Eventually, a small but showy role in All About Eve attracted public attention. And just to prove she was really a good girl with a body she couldn’t help, she began dating baseball icon Joe DiMaggio. Surely, if Joltin’ Joe thought she was OK…
Her movie career suddenly went into high gear: Don’t Bother To Knock, Monkey Business, Niagara, and, finally, the role she was born to play, Lorelei Lee in Gentlemen Prefer Blondes. Now she was a star. Marilyn decided it was the perfect time to marry DiMaggio. So they wed, to screaming headlines. The couple traveled to Japan for their honeymoon, where DiMaggio was distressed to be pushed aside while thousands literally rioted for his bride.

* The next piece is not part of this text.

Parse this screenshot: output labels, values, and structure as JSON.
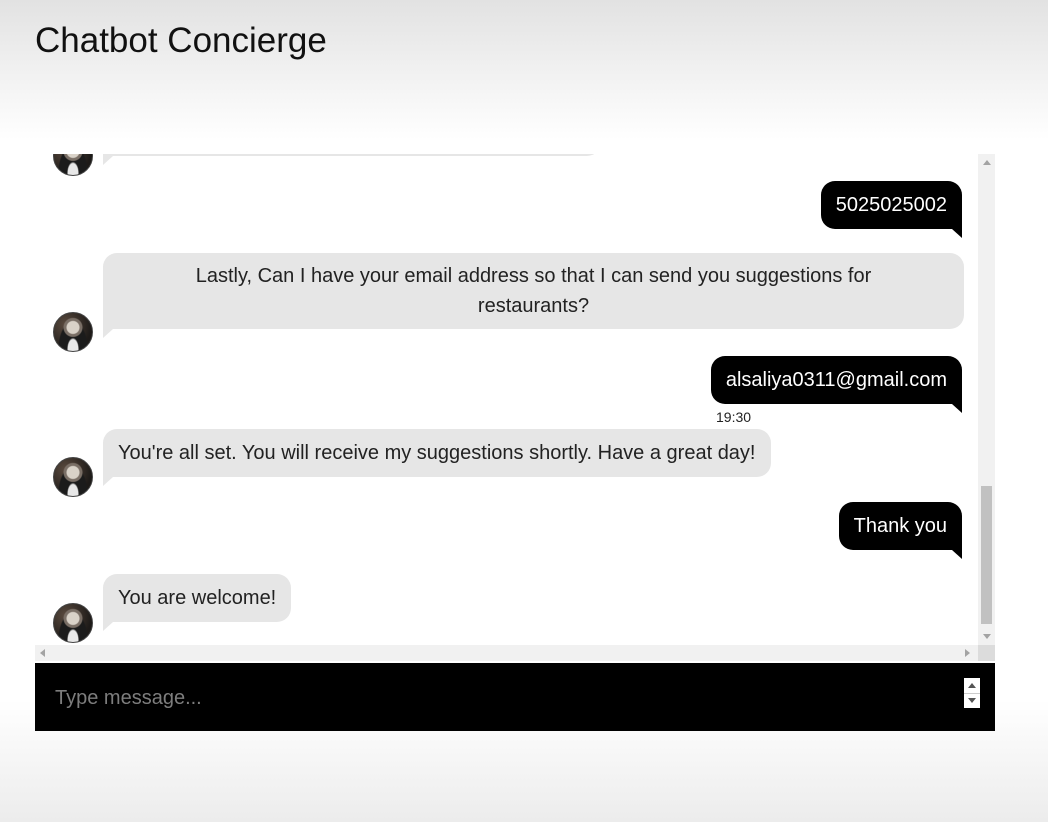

Back in Hollywood, Marilyn found herself married to a man who resented her stardom and loathed her image. “Who did he think he married when he married me?” she would ask friends. Her relationship with her studio grew rockier as well. While making The Seven Year Itch, she fought with Joe, and they soon separated. Then came the release of There’s No Business Like Show Business. She was criticized for vulgarity. Marilyn realized her career would be over if she continued to give in to what Hollywood asked of her. After rejecting another script, she flew to New York, declared herself free from Twentieth Century-Fox, and formed her own company, Marilyn Monroe Productions.
The Seven Year Itch turned out to be the comedy smash of 1955, and Marilyn returned to Hollywood in 1956 with a new contract that gave her more money and control over almost every aspect of her work.

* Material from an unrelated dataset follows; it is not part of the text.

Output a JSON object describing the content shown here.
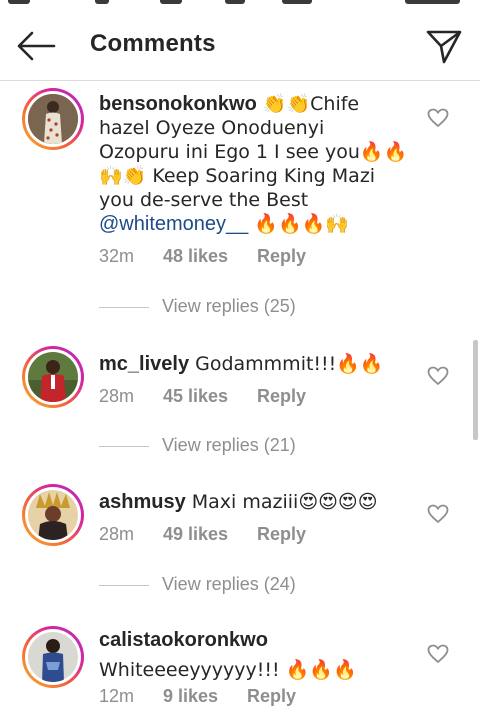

“Are you the boss lady?” asked a woman reporter of Marilyn upon her return to L.A. “I am the president of Marilyn Monroe Productions,” she replied. The woman persisted: “You are wearing a high-necked suit, very different from the last time I saw you. Is this a new Marilyn?” Marilyn threw back her head. “No,” she said, “I’m the same person. But it’s a different suit.”

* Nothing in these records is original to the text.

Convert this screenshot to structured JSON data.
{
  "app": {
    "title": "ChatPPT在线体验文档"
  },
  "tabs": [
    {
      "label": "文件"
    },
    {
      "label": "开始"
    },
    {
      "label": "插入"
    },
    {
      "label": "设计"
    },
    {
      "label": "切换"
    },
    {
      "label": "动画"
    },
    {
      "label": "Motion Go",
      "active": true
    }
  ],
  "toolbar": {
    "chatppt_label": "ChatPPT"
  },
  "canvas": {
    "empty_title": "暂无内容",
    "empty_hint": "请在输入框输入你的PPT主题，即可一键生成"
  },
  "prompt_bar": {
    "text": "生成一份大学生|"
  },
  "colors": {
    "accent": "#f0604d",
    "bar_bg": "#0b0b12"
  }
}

Ahead for Marilyn lay another failed marriage, to the playwright Arthur Miller, more battles with Hollywood, emotional problems, drinking, and drugs. No one who knew her well would ever have said, “She’s such a happy girl.” Yet it was her own self-loathing that drove her striving. Her struggle was heroic, and her accomplishments are ill-served when cast in terms of inevitable failure and victimization.
Had she lived, the white heat of fame would have cooled. In a different climate, she might have found what she desired. We would not talk of her as we do now, as a repository of fantasy and speculation. There would be no myth that her passing was somehow “correct”—the right place, the right year, the right age. She would speak for herself.
I don’t believe Marilyn planned to die. I think it simply happened to her that night—one wretchedly unhappy night she couldn’t escape. If we are to believe that her hand was on the phone when her body was found, it is likely she changed her mind. She wanted more time. This was Marilyn only weeks before she died: “I feel if I fulfill myself as a person, I’ll find myself as an actress. The thing is, it seems like I have a superstructure with no foundation. But I’m working on the foundation!”